[Items from an interface collection]
======
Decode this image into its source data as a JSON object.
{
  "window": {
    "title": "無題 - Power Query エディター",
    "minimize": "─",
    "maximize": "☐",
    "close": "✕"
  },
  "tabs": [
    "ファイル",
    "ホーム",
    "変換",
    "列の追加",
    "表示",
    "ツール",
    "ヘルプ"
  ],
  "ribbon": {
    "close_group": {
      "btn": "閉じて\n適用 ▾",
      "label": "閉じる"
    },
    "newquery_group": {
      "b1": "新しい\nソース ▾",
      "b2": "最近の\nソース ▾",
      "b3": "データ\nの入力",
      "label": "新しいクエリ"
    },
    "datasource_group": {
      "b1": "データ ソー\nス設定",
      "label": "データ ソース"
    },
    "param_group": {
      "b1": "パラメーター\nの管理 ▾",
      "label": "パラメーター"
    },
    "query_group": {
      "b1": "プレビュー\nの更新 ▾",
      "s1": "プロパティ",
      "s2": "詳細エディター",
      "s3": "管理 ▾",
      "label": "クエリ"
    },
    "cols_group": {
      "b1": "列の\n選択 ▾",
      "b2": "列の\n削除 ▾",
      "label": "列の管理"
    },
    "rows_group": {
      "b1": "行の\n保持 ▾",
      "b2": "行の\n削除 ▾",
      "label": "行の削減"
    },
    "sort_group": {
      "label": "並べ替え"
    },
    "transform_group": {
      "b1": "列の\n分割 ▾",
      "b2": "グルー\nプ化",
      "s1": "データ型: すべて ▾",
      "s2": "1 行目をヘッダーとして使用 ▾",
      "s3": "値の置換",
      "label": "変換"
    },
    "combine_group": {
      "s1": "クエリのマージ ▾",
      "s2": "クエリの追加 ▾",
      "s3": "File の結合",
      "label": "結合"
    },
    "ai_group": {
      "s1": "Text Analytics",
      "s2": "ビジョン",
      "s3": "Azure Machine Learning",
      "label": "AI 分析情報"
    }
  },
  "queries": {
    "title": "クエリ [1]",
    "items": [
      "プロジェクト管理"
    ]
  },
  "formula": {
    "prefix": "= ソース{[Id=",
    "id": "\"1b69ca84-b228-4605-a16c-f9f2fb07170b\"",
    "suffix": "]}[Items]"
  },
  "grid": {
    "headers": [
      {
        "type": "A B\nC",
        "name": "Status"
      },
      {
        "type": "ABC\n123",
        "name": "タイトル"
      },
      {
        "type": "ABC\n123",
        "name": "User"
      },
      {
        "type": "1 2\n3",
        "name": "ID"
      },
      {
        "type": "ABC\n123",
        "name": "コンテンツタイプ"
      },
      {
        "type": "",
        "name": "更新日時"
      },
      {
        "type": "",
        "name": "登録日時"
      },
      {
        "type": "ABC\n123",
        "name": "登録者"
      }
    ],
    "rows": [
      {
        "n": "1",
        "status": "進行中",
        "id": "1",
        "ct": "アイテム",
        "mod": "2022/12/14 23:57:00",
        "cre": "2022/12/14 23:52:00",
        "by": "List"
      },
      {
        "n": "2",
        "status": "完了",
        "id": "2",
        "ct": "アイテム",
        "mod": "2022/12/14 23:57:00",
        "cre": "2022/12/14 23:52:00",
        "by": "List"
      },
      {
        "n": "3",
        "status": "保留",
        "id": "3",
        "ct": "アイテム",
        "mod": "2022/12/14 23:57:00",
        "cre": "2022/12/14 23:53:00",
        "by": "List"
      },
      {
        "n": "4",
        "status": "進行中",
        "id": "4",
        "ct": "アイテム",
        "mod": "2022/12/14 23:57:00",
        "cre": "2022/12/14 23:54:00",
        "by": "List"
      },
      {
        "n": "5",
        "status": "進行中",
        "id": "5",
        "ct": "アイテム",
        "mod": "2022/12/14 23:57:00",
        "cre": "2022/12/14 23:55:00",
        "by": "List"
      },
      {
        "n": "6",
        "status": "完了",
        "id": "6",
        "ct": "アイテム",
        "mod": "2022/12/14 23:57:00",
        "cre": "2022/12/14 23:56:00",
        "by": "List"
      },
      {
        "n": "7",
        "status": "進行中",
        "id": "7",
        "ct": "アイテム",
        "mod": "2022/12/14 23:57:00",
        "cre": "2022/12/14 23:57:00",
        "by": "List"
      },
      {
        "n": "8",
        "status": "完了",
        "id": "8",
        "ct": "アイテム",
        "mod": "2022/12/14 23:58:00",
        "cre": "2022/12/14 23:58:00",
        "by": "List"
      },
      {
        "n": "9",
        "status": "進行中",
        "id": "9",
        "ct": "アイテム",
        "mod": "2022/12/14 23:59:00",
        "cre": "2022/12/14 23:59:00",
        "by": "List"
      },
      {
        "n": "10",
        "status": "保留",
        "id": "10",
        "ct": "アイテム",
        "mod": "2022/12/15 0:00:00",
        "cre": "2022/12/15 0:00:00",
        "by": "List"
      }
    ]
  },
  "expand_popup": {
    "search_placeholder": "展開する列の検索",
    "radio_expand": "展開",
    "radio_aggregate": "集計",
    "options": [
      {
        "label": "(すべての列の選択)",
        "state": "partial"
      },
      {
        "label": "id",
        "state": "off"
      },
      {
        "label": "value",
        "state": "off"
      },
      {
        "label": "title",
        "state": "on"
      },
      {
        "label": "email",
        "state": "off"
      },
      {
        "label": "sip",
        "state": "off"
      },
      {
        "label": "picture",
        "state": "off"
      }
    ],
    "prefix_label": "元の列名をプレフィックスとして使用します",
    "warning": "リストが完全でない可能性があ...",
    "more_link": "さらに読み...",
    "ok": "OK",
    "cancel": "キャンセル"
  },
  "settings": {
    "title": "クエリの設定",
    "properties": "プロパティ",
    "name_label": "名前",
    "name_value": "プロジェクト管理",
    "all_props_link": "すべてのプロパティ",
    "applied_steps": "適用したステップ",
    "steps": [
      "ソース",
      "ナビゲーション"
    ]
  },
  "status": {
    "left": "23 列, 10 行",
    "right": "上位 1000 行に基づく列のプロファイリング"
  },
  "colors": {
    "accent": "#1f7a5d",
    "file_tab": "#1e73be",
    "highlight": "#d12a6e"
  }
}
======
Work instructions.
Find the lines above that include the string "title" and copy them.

Written solution.
    "title": "無題 - Power Query エディター",
    "title": "クエリ [1]",
        "label": "title",
    "title": "クエリの設定",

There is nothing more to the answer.